One of Thut's favorites is the lacy stinkhorn, a fungus that, rather than spreading its spores through the wind, as most fungi do, relies on insects to carry the spores to new breeding grounds. To do that, the fungi produce a smell halfway between canine feces and rotting meat, Thut said.
"On a sunny day and the sun's hitting them, people are checking their shoes. And you see tons of flies, they walk around looking for a place to lay their eggs, and then they fly off, with the spores stuck to their legs, and leave the spores (elsewhere)," he said.
The red mushroom gets its name from the lacy shape of the cap, which seems to have developed to expose more surface area on which flies can land, Thut said.
Whenever people hunt mushrooms, there is the possibility they might come across Amanita phalloides. Found on the roots of cork and oak trees, it is commonly known as the death cap and is responsible for most fatal mushroom poisonings in California.
For that reason, Campbell is adamant that people should not eat any mushroom they can't identify.
As a volunteer for Marin poison control authorities, he is often called on to identify whether a possible mushroom poisoning was, in fact, caused by a death cap. He said the "phloid," as he has nicknamed them, is often found in backyards and resembles a few different species of edible mushrooms.
This resemblance, in fact, extends beyond appearance. Unlike most poisonous mushrooms, the death cap is not bitter.
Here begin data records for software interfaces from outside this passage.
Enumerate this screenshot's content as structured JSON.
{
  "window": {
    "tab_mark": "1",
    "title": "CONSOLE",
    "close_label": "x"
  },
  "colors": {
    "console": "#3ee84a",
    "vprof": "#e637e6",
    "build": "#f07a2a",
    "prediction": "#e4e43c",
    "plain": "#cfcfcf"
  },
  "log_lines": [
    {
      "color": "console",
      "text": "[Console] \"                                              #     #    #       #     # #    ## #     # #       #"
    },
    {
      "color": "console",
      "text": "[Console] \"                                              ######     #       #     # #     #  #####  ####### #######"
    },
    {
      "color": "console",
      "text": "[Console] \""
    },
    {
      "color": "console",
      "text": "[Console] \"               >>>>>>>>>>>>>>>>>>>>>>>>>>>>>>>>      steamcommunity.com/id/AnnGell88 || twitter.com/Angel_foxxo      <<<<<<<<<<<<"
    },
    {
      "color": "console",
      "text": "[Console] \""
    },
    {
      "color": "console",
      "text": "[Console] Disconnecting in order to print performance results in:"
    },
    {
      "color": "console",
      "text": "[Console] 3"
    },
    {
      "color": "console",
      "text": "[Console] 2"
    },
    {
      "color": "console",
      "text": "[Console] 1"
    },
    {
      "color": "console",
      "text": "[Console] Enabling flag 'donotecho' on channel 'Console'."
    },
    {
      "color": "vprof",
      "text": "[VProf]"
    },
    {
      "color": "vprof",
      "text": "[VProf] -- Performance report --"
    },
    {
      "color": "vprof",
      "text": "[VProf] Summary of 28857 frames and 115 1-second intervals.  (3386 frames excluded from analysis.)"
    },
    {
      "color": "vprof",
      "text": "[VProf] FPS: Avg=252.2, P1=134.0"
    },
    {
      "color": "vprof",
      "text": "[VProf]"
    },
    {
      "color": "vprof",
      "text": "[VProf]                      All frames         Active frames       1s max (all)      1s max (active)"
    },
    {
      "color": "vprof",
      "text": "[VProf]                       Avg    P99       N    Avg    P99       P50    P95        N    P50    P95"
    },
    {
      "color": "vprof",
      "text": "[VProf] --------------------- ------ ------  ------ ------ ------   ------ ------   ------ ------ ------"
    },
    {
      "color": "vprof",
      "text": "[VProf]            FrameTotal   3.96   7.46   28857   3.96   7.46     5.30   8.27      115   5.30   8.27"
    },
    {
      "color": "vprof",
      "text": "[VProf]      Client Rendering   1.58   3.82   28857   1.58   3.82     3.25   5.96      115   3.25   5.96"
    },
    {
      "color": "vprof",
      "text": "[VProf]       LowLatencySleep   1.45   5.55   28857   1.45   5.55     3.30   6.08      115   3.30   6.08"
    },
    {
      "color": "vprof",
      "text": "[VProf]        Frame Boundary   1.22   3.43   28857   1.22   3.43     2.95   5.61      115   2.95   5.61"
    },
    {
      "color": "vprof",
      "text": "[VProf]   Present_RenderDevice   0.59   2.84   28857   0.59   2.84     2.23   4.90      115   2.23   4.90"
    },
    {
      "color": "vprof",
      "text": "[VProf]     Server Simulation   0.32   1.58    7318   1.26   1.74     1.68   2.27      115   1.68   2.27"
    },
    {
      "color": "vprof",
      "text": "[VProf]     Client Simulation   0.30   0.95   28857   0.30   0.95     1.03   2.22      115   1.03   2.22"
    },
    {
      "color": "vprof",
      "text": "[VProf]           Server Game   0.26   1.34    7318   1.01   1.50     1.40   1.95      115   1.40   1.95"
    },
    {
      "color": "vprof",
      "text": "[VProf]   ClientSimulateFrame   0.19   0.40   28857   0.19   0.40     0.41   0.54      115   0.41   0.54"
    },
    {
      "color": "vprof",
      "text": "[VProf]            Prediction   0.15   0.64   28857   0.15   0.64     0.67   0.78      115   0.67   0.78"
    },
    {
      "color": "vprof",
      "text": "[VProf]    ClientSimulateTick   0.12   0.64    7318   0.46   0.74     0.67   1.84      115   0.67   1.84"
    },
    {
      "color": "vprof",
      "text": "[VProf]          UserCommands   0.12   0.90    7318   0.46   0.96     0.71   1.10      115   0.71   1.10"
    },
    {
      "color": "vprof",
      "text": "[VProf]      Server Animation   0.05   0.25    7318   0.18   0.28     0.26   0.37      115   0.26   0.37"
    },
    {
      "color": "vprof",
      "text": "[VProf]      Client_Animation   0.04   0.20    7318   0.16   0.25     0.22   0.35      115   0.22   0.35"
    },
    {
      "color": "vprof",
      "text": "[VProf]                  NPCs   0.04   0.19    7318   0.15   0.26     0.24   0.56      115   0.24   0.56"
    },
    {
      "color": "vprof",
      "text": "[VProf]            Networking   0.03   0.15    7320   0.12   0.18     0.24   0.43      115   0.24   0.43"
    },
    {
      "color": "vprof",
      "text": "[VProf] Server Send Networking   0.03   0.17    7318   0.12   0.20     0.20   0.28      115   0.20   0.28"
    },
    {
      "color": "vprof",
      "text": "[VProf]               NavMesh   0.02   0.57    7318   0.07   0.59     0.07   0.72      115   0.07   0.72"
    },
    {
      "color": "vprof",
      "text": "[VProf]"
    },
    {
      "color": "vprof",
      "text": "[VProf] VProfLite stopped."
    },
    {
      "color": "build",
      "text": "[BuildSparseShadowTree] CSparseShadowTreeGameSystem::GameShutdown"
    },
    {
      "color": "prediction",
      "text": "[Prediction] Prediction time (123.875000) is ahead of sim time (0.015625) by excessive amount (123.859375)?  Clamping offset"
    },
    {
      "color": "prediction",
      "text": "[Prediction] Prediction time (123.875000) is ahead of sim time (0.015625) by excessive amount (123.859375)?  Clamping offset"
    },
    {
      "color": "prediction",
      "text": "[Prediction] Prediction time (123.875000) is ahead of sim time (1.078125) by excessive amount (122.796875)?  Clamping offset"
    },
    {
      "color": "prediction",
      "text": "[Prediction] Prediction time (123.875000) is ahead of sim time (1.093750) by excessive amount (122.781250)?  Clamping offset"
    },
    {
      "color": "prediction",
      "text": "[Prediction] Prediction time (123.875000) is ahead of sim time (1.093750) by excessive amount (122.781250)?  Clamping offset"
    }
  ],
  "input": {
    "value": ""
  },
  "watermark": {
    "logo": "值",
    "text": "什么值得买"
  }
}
Nevertheless, it is among the most toxic to humans.
"It's the most serious mushroom poisoning that occurs," he said, shaking his head as he turned back into the woods. "And the funny thing is, no one ever complained about the taste."
-------------------- Which is better: to have fun with FUNGI or to have Idiocy with ideology, to have wars because of words, to have tomorrow's misdeeds out of yesterday's miscreeds? - Aldous Huxley